So, what is empathy?

Empathy is the ability to feel with someone else, to share their emotional state, and to identify with someone else by adopting his or her perspective. Whereas sympathy is about feeling care and concern for someone, empathy is defined as a person’s ability to recognize and share in the emotions of someone else.

“Empathy is about finding echoes of another person in yourself.” – Mohsin Hamid

While everyone—including you—battles the tides of uncertainty, fear, and anxiety, remember that we all have a choice in how we want to respond. We get to decide if we’re going to be a more empathetic leader and, in so doing, hopefully, inspire others to do the same. When we choose to be more empathetic, we not only rise to take care of and support one another today but also strengthen our relationships to continue to do so when the storm passes.

As you start to focus on your emphatic leadership style, consider how you can work on the following:

  • Listen First: Listen to understand, not to speak. Leaders that possess a high degree of empathy listen first, process deeply, and decide the best way to respond—which is sometimes not to respond at all and just be an ear.
  • Cultivate Curiosity: Be curious about their world, instead of assuming you know what they’re thinking, feeling, and experiencing. The critical element here is asking thoughtful and open-ended questions and deeply listening to their answers.
  • Don’t Judge: Empathetic leaders do not judge; instead, they allow themselves to be open to new perspectives as they view the feelings of others as an opportunity to understand others better.
  • Personally Invest: Now, more than ever, it’s essential to take the time to connect with our teams, coworkers, and clients. For these relationships to grow and become more meaningful, empathic leaders must invest their time and energy. Leaders must show up and be present even when it’s not convenient.
  • Be Vulnerable: Contrary to popular beliefs, the most effective leaders are willing to share their uncertainties, take risks that push them past their comfort zones, and be open to emotional exposure. Empathic leaders establish a safe place for others to do the same. Two-way trust is formed when both parties are freely and respectfully sharing and listening.

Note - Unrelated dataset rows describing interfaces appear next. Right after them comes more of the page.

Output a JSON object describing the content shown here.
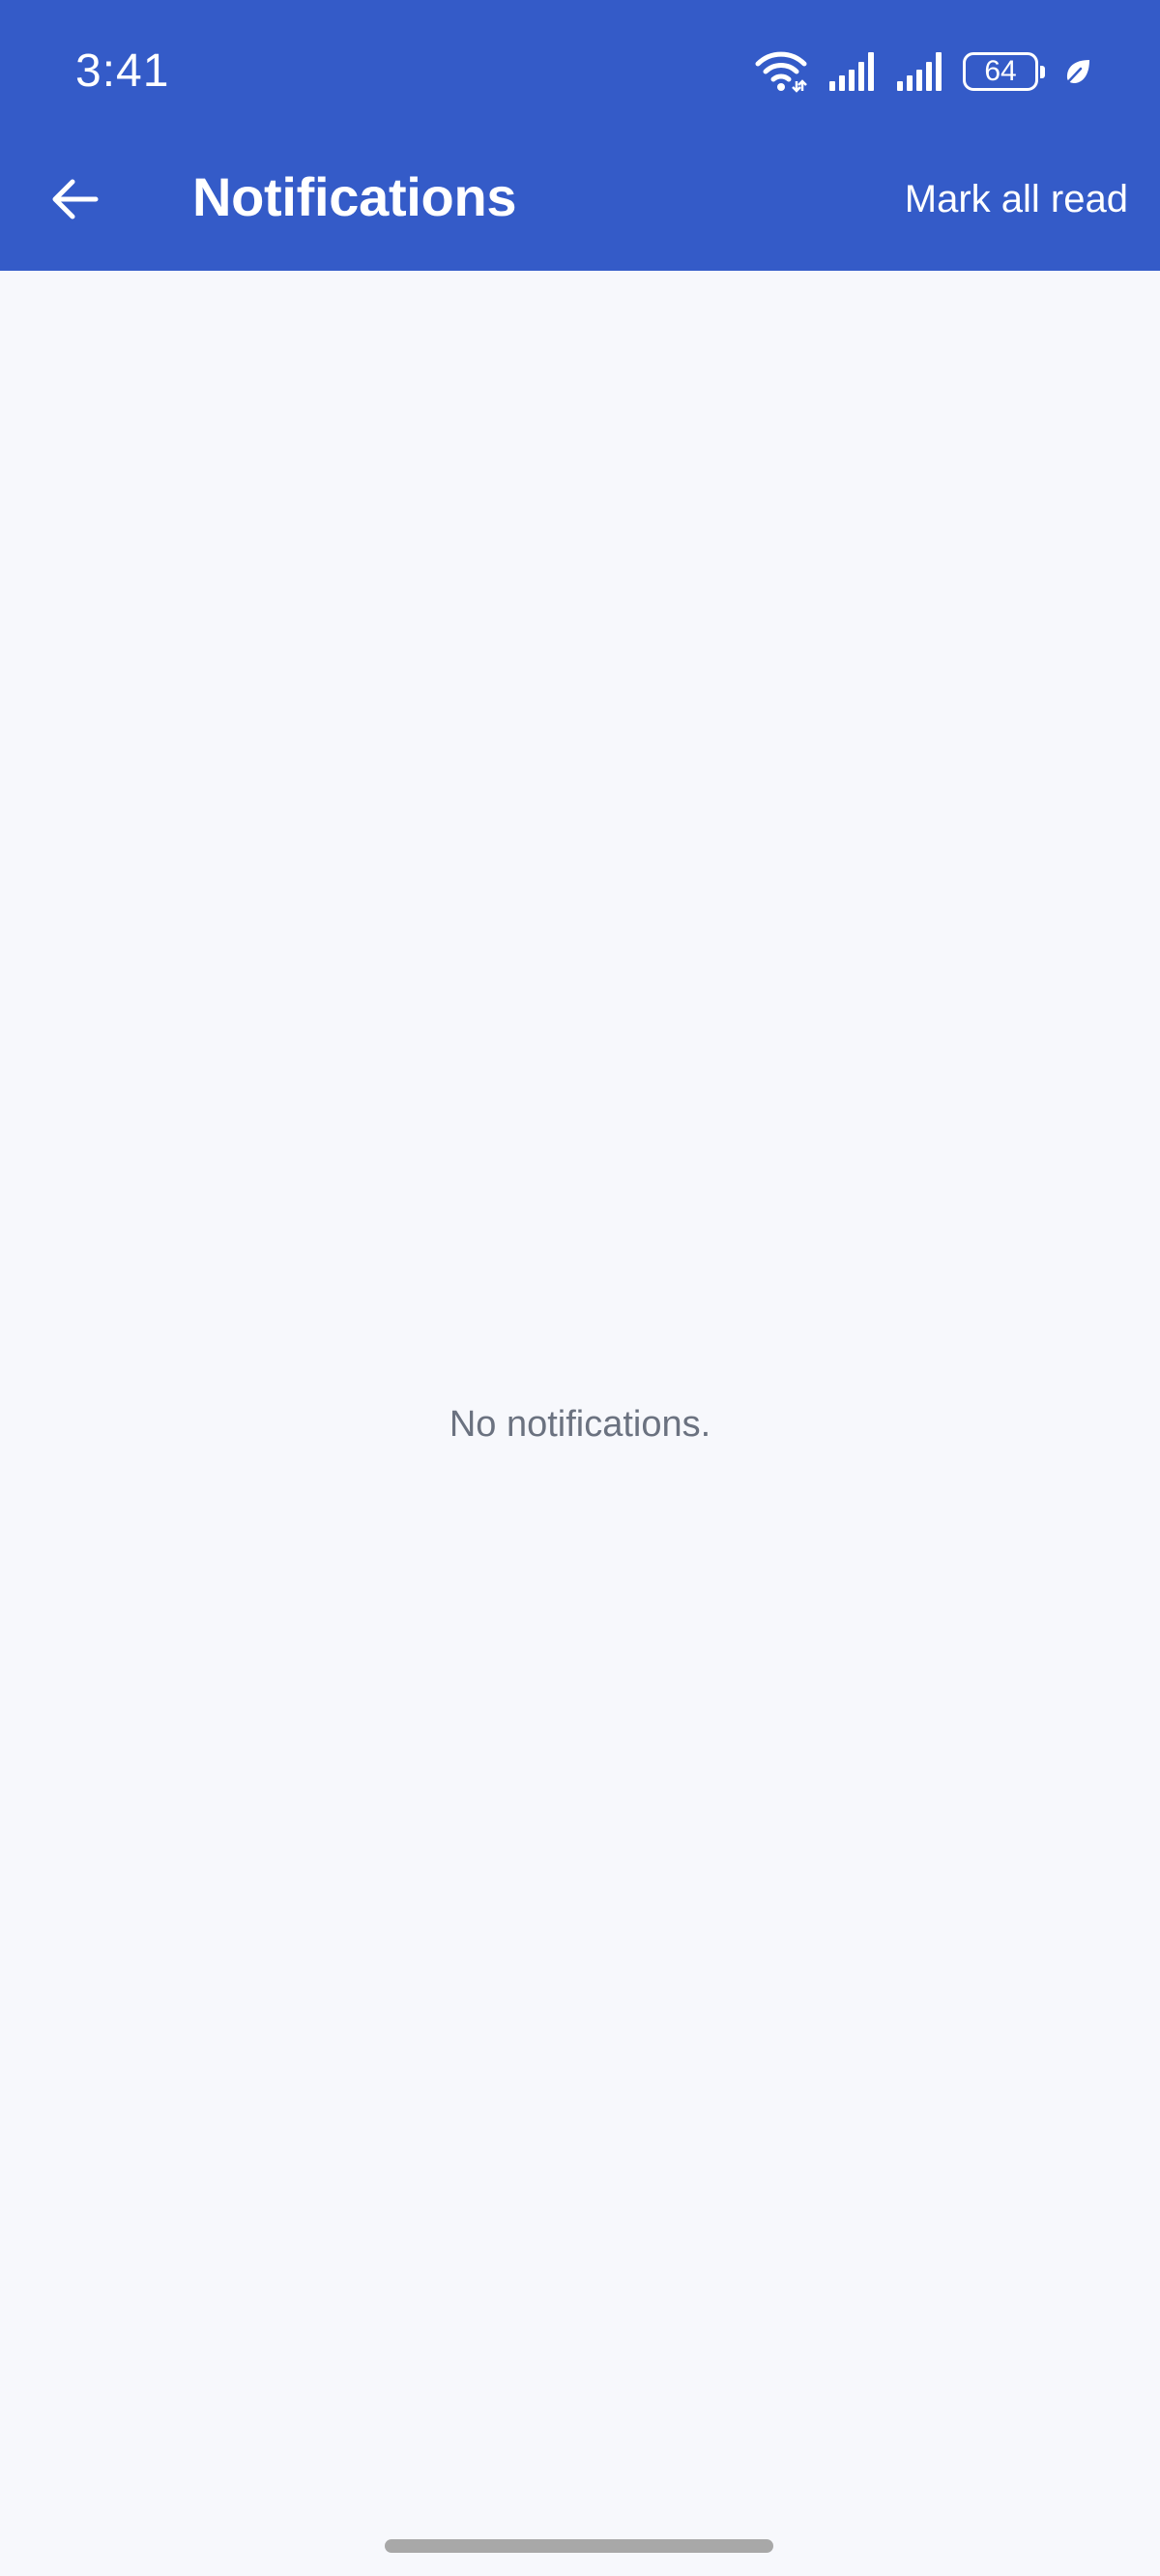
{
  "status_bar": {
    "time": "3:41",
    "battery_level": "64",
    "icons": [
      "wifi-icon",
      "signal-icon",
      "signal-icon",
      "battery-icon",
      "leaf-icon"
    ]
  },
  "app_bar": {
    "title": "Notifications",
    "back_icon": "arrow-left-icon",
    "mark_all_read_label": "Mark all read"
  },
  "content": {
    "empty_message": "No notifications."
  },
  "colors": {
    "header_background": "#345bc8",
    "page_background": "#f7f8fc",
    "empty_text": "#6b7280"
  }
}
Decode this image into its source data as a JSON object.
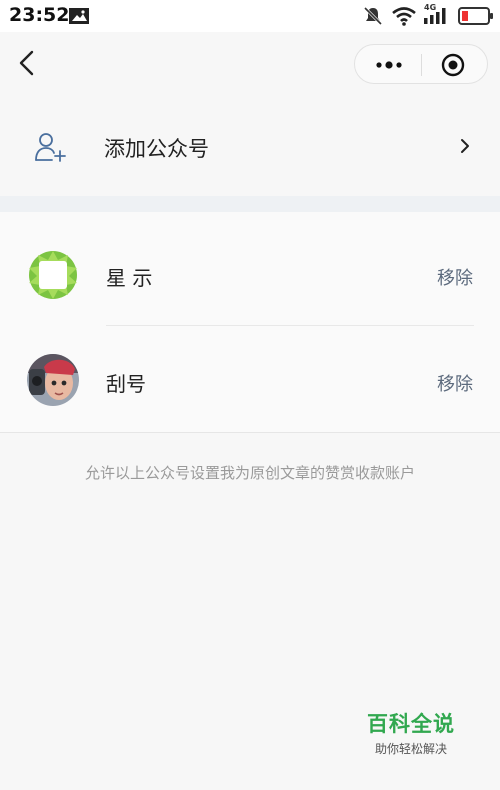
{
  "status_bar": {
    "time": "23:52",
    "network": "4G",
    "icons": [
      "image-icon",
      "mute-icon",
      "wifi-icon",
      "signal-icon",
      "battery-icon"
    ]
  },
  "nav": {
    "icons": [
      "back-icon",
      "more-icon",
      "target-icon"
    ]
  },
  "add_row": {
    "label": "添加公众号",
    "icon": "add-user-icon"
  },
  "accounts": [
    {
      "name": "星       示",
      "action": "移除",
      "avatar": "green-leaf-avatar"
    },
    {
      "name": "           刮号",
      "action": "移除",
      "avatar": "character-avatar"
    }
  ],
  "note": "允许以上公众号设置我为原创文章的赞赏收款账户",
  "watermark": {
    "title": "百科全说",
    "subtitle": "助你轻松解决"
  },
  "colors": {
    "background": "#f7f7f7",
    "link": "#5c6a7d",
    "watermark_green": "#31a84f"
  }
}
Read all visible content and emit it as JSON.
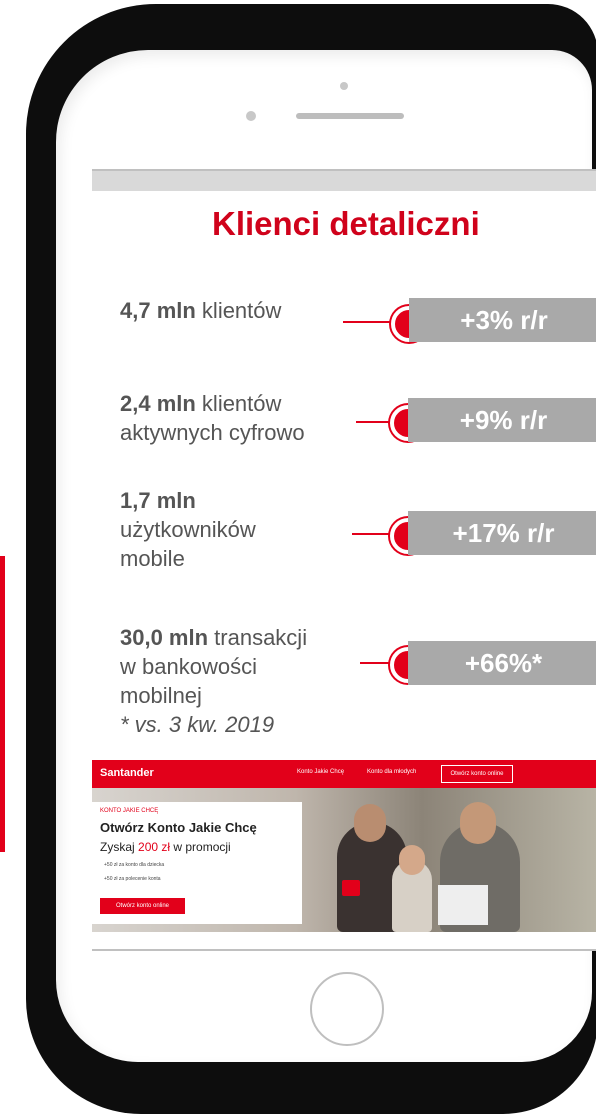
{
  "slide": {
    "title": "Klienci detaliczni",
    "stats": [
      {
        "bold": "4,7 mln",
        "lines": [
          " klientów"
        ],
        "badge": "+3% r/r"
      },
      {
        "bold": "2,4 mln",
        "lines": [
          " klientów",
          "aktywnych cyfrowo"
        ],
        "badge": "+9% r/r"
      },
      {
        "bold": "1,7 mln",
        "lines": [
          "użytkowników",
          "mobile"
        ],
        "badge": "+17% r/r"
      },
      {
        "bold": "30,0 mln",
        "lines": [
          " transakcji",
          "w bankowości",
          "mobilnej"
        ],
        "note": "* vs. 3 kw. 2019",
        "badge": "+66%*"
      }
    ]
  },
  "banner": {
    "logo": "Santander",
    "nav_items": [
      "Konto Jakie Chcę",
      "Konto dla młodych"
    ],
    "nav_button": "Otwórz konto online",
    "small_label": "KONTO JAKIE CHCĘ",
    "headline": "Otwórz Konto Jakie Chcę",
    "sub_prefix": "Zyskaj ",
    "sub_amount": "200 zł",
    "sub_suffix": " w promocji",
    "list": [
      "+50 zł za konto dla dziecka",
      "+50 zł za polecenie konta"
    ],
    "cta": "Otwórz konto online"
  },
  "colors": {
    "accent": "#e2001a",
    "badge": "#a9a9a9",
    "text": "#555555"
  }
}
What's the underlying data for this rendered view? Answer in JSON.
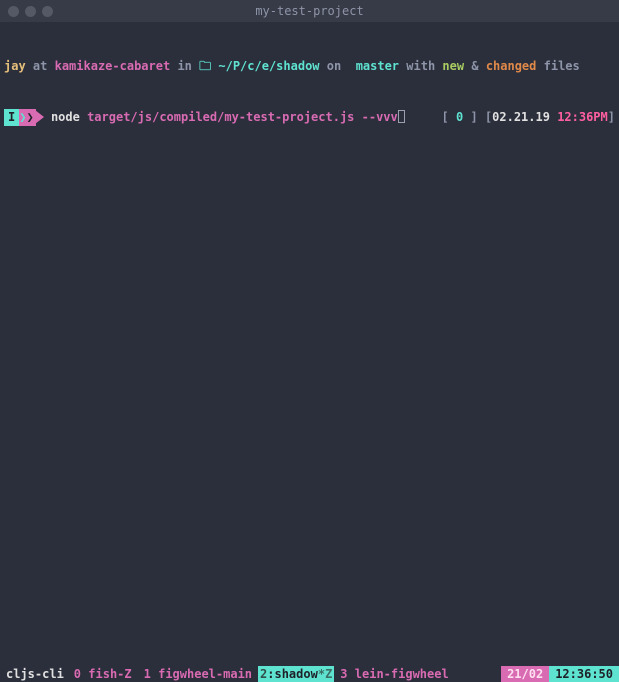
{
  "window": {
    "title": "my-test-project"
  },
  "prompt_line1": {
    "user": "jay",
    "at": "at",
    "host": "kamikaze-cabaret",
    "in": "in",
    "folder_icon": "🗀",
    "path": "~/P/c/e/shadow",
    "on": "on",
    "branch_icon": "",
    "branch": "master",
    "with": "with",
    "status_new": "new",
    "amp": "&",
    "status_changed": "changed",
    "files": "files"
  },
  "prompt_line2": {
    "mode": "I",
    "cmd_bin": "node",
    "cmd_args": "target/js/compiled/my-test-project.js --vvv",
    "rstatus": {
      "lbrack1": "[",
      "exit": "0",
      "rbrack1": "]",
      "lbrack2": "[",
      "date": "02.21.19",
      "time": "12:36PM",
      "rbrack2": "]"
    }
  },
  "statusbar": {
    "session": "cljs-cli",
    "windows": [
      {
        "index": "0",
        "name": "fish-Z",
        "active": false
      },
      {
        "index": "1",
        "name": "figwheel-main",
        "active": false
      },
      {
        "index": "2",
        "name": "shadow",
        "suffix": "*Z",
        "active": true
      },
      {
        "index": "3",
        "name": "lein-figwheel",
        "active": false
      }
    ],
    "date": "21/02",
    "time": "12:36:50"
  }
}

In times like these, leaders need to answer the call, show-up, and stand-up. We need to be more empathetic, compassionate, kind, and sincere. Our teams are looking to us for comfort and solace so we need to rise to the occasion. How we act today will define how our team will view us as we return to the safety of the harbor.

Grab the helm, add a little empathy, and steer the ship!